>>>>

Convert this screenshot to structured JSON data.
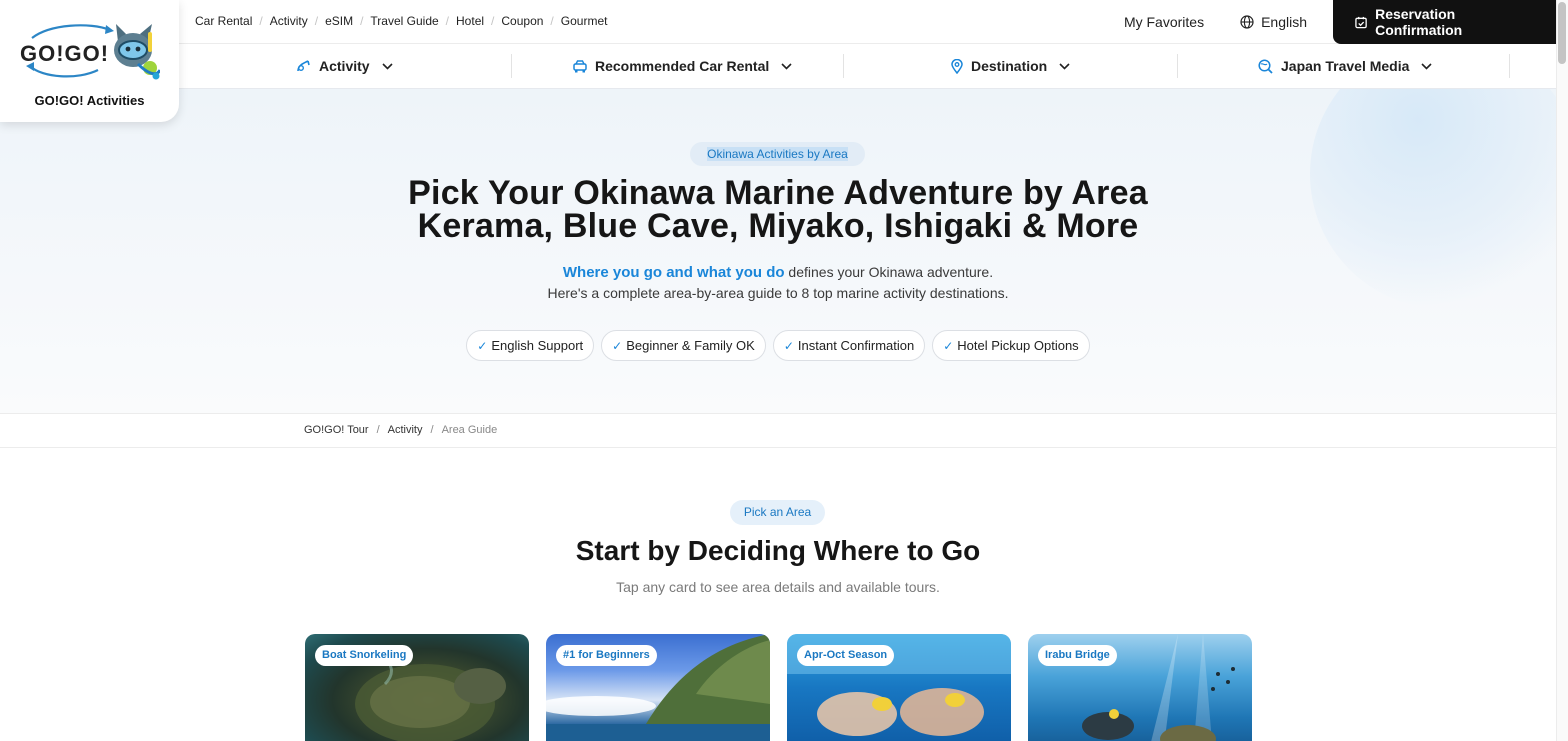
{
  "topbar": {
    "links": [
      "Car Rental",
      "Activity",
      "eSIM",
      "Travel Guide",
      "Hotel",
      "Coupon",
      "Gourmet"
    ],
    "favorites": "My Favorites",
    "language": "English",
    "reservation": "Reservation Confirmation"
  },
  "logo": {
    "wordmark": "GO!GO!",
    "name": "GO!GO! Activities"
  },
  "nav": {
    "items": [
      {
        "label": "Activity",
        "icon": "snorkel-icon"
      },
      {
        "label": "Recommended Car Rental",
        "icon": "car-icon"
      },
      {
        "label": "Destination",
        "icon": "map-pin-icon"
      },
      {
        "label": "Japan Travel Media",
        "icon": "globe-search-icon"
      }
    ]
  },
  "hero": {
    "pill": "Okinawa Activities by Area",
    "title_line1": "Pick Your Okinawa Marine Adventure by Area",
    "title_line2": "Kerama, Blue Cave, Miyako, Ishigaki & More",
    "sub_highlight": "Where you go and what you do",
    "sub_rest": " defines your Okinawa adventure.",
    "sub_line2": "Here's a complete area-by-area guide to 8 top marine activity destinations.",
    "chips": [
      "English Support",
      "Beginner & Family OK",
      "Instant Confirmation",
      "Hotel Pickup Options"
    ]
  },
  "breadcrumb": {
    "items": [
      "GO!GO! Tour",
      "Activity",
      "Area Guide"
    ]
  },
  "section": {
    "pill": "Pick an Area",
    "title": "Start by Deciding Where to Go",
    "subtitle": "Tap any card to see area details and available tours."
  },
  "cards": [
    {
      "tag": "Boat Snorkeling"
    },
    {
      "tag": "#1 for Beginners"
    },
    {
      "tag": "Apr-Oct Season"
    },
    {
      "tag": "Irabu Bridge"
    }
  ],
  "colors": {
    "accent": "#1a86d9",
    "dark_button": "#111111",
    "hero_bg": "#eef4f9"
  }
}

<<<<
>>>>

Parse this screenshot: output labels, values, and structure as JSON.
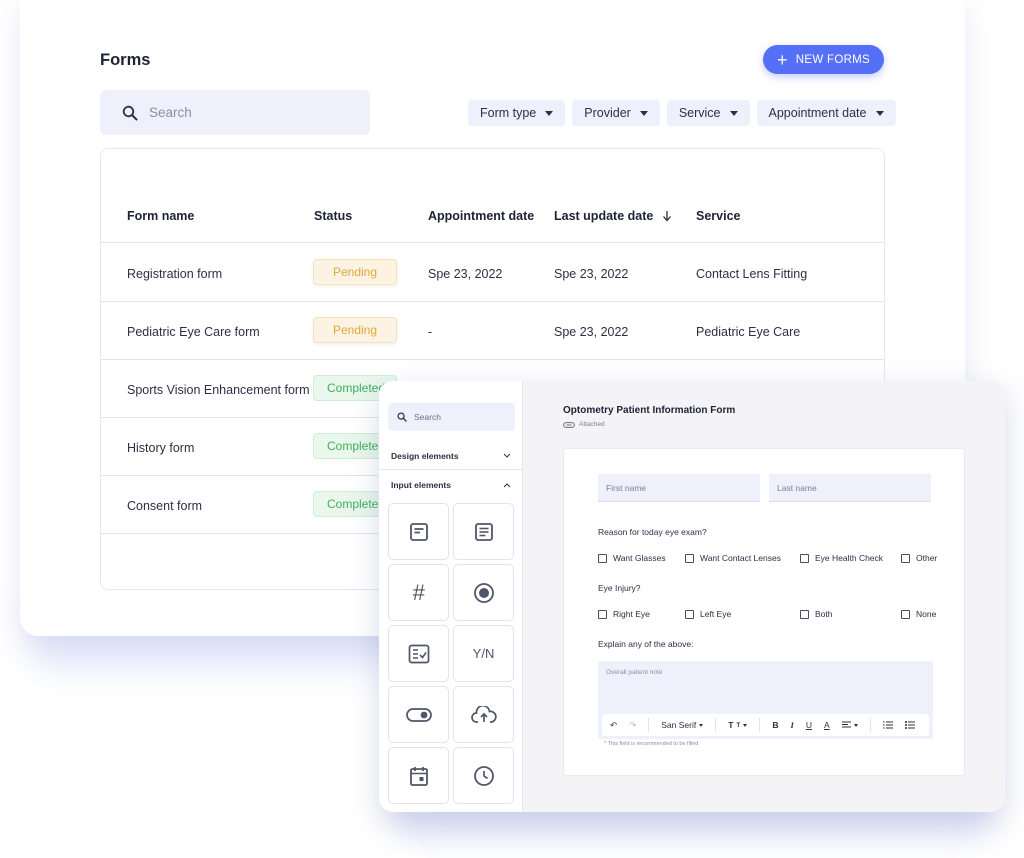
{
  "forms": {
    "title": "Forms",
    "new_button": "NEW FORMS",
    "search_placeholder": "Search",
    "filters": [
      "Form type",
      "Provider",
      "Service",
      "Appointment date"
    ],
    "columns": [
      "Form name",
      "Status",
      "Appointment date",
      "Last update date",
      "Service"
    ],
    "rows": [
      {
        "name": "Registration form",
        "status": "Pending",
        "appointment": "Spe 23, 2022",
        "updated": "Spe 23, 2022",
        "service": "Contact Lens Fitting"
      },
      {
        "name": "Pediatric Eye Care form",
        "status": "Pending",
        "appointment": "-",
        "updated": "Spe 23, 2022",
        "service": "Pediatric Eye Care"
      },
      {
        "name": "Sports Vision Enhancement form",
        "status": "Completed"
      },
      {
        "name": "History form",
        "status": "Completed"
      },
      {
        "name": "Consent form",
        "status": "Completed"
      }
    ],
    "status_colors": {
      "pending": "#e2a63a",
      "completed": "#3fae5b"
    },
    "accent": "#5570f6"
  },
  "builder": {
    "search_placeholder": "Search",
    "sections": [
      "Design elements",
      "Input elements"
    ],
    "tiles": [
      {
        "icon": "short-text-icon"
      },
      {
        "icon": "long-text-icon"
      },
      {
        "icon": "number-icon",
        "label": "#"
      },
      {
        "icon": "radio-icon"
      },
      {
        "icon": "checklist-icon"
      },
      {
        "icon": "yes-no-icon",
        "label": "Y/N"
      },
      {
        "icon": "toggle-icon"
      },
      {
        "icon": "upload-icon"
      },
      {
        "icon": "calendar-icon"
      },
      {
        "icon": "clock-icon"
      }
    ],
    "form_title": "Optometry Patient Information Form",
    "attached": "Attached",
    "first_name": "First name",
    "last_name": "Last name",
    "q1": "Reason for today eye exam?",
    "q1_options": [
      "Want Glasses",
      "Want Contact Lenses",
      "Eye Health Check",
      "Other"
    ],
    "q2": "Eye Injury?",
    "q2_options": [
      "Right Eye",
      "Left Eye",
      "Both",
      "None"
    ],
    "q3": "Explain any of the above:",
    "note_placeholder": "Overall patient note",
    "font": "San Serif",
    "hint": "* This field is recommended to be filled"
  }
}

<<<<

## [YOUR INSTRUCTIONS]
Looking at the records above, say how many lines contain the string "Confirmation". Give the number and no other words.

## [ANSWER FOR THE TASK]
2